Search the data for the string "شماره" and copy each line in which it appears.

====== Dataset records ======

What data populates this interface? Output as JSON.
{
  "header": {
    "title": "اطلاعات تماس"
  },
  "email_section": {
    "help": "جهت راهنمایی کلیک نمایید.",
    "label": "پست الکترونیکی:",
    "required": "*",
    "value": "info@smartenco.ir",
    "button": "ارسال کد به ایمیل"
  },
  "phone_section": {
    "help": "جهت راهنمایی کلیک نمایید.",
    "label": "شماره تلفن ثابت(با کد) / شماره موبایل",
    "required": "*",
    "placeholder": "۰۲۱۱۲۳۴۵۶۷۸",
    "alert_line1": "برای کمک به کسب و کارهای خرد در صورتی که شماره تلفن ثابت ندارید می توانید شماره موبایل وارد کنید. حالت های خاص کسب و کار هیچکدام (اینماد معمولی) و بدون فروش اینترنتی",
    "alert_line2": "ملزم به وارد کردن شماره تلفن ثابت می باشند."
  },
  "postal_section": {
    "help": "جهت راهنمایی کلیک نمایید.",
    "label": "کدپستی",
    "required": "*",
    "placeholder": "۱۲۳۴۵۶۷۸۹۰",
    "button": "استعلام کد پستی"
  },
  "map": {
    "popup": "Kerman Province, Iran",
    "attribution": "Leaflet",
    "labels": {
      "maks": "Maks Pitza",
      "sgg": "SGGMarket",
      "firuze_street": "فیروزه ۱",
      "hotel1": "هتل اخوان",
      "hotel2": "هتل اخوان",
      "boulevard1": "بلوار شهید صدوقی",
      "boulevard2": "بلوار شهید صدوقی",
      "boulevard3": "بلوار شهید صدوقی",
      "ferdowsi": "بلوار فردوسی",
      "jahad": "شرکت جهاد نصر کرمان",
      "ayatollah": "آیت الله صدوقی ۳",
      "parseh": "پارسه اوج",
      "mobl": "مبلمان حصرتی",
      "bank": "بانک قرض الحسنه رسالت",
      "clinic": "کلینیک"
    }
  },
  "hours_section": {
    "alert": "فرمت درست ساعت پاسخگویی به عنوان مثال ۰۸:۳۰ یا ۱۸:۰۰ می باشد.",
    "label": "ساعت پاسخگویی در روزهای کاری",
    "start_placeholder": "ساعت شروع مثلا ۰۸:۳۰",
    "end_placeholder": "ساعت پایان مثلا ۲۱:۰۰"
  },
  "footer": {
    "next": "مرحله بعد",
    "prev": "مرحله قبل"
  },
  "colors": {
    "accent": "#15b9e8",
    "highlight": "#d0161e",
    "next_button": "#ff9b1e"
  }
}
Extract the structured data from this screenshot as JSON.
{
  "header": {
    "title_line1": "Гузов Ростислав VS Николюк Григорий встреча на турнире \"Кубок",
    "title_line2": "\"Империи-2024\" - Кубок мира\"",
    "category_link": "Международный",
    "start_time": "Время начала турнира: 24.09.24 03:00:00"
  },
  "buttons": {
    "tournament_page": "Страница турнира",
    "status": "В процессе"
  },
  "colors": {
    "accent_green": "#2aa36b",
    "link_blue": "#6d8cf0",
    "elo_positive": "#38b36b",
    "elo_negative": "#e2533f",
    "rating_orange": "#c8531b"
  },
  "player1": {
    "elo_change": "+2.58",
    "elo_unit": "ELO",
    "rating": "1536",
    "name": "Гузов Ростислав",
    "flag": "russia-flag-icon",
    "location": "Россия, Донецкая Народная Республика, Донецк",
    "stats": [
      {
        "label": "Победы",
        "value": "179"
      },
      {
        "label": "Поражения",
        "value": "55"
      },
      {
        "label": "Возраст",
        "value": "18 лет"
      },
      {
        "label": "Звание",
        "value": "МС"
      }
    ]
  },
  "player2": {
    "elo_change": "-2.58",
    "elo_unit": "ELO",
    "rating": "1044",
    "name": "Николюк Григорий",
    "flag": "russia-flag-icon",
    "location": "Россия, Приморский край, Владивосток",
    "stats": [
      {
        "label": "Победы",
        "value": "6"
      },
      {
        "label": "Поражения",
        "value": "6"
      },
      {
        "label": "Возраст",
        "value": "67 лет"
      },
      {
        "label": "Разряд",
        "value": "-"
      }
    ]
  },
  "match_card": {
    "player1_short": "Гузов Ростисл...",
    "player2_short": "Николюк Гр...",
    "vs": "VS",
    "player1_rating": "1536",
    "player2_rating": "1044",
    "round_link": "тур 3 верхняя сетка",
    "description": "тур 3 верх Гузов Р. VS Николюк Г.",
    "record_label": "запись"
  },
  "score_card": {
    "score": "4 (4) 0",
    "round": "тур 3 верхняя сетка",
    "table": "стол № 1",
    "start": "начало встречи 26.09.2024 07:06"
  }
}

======

● Task solution
    "label": "شماره تلفن ثابت(با کد) / شماره موبایل",
    "alert_line1": "برای کمک به کسب و کارهای خرد در صورتی که شماره تلفن ثابت ندارید می توانید شماره موبایل وارد کنید. حالت های خاص کسب و کار هیچکدام (اینماد معمولی) و بدون فروش اینترنتی",
    "alert_line2": "ملزم به وارد کردن شماره تلفن ثابت می باشند."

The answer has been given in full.